Liberal economic reforms in the post-Maoist era have deprived the grassroots party-state in rural China of its traditional sources of revenue, thereby gradually transforming it from a socialist rentier state into a postcommunist taxation state. The need for taxation by consent to finance the provision of local public goods necessitates the opening of more institutionalized channels of representation and promotes democratic political change at the local level.
In my opinion there are three reasons as to why China is being considered the bad guy; the first one is difference, the second is change, and the third is the future.
We must consider not only the text of this law but also the political discourse surrounding it.
This seminar discussed some “big picture” questions surrounding the Hong Kong National Security Law (NSL) and “One Country, Two Systems”(OCTS).
By Qiushi / Read More

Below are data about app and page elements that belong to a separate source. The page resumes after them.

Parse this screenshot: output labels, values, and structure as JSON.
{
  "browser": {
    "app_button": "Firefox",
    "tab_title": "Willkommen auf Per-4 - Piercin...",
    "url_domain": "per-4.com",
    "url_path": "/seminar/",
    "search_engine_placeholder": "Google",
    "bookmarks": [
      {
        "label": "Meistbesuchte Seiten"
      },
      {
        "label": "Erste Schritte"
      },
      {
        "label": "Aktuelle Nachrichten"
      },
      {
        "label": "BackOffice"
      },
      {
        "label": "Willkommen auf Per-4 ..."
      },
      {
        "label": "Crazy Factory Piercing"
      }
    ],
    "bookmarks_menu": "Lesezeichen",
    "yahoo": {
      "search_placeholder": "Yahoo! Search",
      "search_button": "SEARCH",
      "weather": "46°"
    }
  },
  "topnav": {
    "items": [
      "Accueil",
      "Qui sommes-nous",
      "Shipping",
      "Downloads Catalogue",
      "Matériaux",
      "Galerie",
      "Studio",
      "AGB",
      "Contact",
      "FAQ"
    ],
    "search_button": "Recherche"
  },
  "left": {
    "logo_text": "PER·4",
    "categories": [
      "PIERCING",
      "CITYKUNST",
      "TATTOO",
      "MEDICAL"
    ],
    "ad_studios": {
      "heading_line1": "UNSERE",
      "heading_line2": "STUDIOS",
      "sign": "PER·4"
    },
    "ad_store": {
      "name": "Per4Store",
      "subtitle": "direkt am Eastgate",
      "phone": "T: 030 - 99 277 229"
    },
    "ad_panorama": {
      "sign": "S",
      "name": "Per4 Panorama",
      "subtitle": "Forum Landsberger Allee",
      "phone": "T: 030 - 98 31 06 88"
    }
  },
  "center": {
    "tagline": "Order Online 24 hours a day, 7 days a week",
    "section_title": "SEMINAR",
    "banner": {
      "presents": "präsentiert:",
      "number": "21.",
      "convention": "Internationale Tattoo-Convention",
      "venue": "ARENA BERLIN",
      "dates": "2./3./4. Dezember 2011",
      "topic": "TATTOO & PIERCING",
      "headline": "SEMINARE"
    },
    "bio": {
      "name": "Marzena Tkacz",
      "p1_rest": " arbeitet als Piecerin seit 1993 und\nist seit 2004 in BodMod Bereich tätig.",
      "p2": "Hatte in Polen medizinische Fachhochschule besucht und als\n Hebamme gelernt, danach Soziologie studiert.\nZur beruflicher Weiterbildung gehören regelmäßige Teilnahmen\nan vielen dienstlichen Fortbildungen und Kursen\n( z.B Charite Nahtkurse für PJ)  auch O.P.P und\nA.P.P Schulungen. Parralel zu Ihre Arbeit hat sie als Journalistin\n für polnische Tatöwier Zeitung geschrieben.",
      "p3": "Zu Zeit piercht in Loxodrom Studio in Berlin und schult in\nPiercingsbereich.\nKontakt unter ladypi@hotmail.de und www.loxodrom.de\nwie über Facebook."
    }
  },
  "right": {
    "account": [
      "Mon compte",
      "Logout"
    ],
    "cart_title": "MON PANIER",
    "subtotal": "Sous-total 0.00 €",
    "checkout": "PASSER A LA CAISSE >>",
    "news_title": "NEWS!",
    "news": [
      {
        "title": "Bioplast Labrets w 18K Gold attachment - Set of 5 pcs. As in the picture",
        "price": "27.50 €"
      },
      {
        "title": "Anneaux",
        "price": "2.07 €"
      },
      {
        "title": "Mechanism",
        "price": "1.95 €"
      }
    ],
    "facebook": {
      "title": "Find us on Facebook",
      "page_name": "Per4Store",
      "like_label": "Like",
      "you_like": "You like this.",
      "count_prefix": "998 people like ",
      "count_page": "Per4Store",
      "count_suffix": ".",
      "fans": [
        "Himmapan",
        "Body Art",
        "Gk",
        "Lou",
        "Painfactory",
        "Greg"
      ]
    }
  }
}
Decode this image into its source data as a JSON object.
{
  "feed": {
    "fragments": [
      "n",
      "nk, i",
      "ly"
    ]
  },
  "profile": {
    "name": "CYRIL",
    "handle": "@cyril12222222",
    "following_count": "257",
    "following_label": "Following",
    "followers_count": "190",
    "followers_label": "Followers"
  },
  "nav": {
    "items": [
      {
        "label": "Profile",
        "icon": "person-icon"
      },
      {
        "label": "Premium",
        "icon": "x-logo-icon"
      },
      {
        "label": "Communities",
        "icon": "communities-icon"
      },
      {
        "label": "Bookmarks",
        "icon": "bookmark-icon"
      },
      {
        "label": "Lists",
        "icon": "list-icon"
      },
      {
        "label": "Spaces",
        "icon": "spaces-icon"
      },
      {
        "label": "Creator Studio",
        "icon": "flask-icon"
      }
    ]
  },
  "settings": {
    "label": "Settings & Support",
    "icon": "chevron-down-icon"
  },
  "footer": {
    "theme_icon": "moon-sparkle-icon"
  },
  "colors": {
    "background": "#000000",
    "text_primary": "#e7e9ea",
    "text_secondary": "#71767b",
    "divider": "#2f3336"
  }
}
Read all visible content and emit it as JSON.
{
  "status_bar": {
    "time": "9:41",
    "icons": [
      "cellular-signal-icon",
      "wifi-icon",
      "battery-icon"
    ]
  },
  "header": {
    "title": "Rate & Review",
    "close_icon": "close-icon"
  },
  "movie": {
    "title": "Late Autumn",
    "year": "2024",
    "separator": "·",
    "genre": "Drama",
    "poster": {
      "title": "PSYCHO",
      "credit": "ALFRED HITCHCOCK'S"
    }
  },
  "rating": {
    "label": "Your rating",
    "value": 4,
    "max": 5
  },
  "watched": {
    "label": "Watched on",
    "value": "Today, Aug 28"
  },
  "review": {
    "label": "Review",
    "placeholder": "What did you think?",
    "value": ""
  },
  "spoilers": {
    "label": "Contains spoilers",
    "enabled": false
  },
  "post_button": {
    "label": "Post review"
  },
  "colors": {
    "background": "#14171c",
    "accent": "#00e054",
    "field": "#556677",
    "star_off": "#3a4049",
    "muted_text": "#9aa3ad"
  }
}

"Countries that enjoyed full universal suffrage overnight, as in the case of many decolonized countries post World War II, exhibit problems adapting their societies to crash democratization," Yan said.
University of Hong Kong Associate Professor Yan Xiaojun said, "Hong Kong is one of the most important cities in China. It plays a disproportionate role in the national economy."
University of Hong Kong Associate Professor Yan Xiaojun said Hong Kong's proposed Nominating Committee, when compared to Western models, was a more representative institution.
On a Sunday afternoon three years ago, one of China's most-wanted fugitives, dressed in baggy jeans and a striped shirt, walked into the country's pagoda-shaped consulate in Vancouver. Li Dongzhe was ready to take the biggest gamble of his life.
By The Wall Street Journal / Read More
"We have seen a transition from hunting down the 'tigers' to system improvement, such as the registration of real estate," Yan said, adding the anti-corruption campaign would inject "positive energy" into the sessions and present a "new look of the government to the public".
By South China Morning Post / Read More
By 青年參考 / Read More
──周錫瑞(Joseph W. Esherick), 加州大學聖地亞哥分校教授
By HKU Press / Read More
──白瑞琪教授(Marc Blecher), 美國歐柏林大學政治系教授
By The Chinese University Press / Read More
2009 HKU, Seed Funding for Basic Research for New Staff (HKD120, 000)
2011 HKU, Seed Funding for Basic Research (HKD43,000)
2010 HKU, Small Project Funding (HKD80,000)
2013-14 Research Grants Council, Early Career Scheme (HKD733,240)
2013 HKU, Small Project Funding (HKD80,000)
2014 HKU, Seed Funding for Basic Research (HKD83, 800)
2012 HKU, Small Project Funding (HKD73,600)